The response must be made up of the lines in the entries below that contain "degree".
Content starts
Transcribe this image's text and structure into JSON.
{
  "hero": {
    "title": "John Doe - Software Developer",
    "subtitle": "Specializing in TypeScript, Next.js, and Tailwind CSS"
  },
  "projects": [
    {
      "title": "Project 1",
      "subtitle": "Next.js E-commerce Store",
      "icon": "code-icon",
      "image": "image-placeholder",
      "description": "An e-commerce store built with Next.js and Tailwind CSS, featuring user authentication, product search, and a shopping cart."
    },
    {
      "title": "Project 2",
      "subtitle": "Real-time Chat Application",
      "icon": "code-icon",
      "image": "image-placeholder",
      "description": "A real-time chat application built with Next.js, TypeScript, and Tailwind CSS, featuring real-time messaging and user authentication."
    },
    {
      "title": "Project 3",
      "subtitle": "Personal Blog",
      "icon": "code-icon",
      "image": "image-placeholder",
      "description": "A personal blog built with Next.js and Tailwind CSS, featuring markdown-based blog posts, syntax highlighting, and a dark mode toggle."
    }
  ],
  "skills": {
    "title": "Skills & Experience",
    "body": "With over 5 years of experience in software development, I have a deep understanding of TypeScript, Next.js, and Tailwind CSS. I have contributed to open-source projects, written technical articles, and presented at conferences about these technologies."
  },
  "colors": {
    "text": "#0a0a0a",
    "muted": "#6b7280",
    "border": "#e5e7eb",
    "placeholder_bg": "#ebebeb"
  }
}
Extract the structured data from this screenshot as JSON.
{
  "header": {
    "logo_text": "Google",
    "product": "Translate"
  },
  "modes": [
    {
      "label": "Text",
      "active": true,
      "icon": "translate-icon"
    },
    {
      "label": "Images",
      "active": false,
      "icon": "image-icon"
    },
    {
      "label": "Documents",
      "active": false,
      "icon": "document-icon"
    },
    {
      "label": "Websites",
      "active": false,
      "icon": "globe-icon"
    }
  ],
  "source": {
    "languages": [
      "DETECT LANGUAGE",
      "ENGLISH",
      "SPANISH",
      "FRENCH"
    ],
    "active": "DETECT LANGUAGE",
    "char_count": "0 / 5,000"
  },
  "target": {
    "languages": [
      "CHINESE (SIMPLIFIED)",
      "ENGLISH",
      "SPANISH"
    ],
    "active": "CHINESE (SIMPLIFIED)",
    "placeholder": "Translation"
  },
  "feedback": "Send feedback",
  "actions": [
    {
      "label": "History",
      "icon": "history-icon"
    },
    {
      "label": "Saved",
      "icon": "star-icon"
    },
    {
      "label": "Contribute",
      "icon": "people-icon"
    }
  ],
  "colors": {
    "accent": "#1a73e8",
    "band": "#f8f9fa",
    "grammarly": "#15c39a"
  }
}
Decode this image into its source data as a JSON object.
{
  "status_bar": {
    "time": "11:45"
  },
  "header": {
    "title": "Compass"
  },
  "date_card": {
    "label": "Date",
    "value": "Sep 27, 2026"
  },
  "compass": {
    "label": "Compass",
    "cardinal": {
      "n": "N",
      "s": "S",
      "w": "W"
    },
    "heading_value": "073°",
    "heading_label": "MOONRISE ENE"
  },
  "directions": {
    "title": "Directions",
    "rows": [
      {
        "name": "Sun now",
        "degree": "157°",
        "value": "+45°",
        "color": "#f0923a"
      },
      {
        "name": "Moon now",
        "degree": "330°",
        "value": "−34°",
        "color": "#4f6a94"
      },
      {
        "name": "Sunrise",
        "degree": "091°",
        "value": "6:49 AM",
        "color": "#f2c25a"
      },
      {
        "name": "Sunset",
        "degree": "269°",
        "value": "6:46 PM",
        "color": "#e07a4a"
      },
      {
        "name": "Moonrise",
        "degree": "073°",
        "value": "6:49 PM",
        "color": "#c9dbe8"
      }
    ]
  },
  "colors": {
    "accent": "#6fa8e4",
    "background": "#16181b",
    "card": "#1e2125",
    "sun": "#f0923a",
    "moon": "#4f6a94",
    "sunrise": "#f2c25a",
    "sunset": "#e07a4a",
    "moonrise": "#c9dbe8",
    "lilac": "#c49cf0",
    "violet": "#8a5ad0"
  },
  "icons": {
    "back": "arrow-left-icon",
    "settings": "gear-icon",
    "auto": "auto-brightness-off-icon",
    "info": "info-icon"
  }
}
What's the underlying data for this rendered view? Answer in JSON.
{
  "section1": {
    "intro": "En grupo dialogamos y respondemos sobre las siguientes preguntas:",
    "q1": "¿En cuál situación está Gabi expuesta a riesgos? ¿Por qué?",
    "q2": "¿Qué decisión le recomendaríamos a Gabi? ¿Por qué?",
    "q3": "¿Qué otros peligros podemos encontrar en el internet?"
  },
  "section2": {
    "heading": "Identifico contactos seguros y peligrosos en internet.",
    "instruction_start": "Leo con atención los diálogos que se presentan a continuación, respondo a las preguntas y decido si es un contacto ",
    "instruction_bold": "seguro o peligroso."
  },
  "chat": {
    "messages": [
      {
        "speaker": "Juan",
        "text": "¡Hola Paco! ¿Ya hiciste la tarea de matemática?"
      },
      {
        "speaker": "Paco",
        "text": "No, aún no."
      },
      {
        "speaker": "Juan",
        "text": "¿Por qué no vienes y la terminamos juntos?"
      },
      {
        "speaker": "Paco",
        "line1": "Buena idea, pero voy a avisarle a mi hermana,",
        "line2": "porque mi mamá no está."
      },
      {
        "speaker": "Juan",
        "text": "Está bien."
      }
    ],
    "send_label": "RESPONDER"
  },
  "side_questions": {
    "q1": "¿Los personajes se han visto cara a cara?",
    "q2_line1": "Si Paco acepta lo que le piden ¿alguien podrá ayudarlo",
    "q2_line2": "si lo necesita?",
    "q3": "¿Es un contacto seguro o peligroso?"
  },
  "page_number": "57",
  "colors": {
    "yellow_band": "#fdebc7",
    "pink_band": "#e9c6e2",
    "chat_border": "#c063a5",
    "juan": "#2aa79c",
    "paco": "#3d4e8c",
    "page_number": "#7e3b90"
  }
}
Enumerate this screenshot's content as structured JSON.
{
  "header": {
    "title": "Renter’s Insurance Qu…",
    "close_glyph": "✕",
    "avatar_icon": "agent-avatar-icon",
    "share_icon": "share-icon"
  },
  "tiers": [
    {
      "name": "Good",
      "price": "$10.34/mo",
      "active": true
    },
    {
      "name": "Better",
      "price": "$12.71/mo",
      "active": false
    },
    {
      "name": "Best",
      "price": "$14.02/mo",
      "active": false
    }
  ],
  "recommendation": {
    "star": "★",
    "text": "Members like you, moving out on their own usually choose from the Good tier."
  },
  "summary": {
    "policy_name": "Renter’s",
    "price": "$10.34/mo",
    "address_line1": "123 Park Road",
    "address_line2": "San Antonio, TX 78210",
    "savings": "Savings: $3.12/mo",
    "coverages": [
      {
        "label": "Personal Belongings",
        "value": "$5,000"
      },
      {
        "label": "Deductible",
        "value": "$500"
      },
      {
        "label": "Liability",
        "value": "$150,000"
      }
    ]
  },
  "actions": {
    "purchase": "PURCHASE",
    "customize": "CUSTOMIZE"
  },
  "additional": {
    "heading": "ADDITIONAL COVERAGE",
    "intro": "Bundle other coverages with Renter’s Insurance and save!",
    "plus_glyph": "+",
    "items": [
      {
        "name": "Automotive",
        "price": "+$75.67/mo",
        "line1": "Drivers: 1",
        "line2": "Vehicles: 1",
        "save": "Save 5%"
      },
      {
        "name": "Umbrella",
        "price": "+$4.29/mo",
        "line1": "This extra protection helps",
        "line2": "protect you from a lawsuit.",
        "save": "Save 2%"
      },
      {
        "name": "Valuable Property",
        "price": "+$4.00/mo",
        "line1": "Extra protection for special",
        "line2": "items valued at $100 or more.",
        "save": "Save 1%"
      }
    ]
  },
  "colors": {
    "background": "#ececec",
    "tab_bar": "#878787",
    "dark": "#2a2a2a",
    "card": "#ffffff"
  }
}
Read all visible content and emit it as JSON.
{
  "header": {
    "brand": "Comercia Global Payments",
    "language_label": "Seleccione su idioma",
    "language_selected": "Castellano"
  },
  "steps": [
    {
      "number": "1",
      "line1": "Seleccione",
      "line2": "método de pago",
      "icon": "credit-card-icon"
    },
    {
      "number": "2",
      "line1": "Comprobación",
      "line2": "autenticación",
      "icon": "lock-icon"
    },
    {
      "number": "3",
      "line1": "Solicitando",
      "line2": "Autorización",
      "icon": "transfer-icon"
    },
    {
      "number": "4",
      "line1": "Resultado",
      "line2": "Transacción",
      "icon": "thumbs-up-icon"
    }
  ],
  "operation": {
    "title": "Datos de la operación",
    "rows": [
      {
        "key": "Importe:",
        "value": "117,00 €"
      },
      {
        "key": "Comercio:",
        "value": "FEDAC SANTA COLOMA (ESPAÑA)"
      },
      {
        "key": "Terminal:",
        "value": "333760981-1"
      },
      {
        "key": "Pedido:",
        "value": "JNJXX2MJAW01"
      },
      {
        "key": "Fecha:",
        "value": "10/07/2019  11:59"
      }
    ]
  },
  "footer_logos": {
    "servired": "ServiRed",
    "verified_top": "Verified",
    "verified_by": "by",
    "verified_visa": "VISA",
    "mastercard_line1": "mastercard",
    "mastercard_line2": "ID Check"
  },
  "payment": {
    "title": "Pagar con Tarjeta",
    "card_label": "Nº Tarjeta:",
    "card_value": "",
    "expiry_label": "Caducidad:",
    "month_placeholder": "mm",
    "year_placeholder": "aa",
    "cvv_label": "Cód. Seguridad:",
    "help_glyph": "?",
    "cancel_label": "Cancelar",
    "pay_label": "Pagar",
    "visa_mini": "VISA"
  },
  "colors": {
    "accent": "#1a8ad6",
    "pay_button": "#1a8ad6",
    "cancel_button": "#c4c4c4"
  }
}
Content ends
Reply to the exercise:
        "degree": "157°",
        "degree": "330°",
        "degree": "091°",
        "degree": "269°",
        "degree": "073°",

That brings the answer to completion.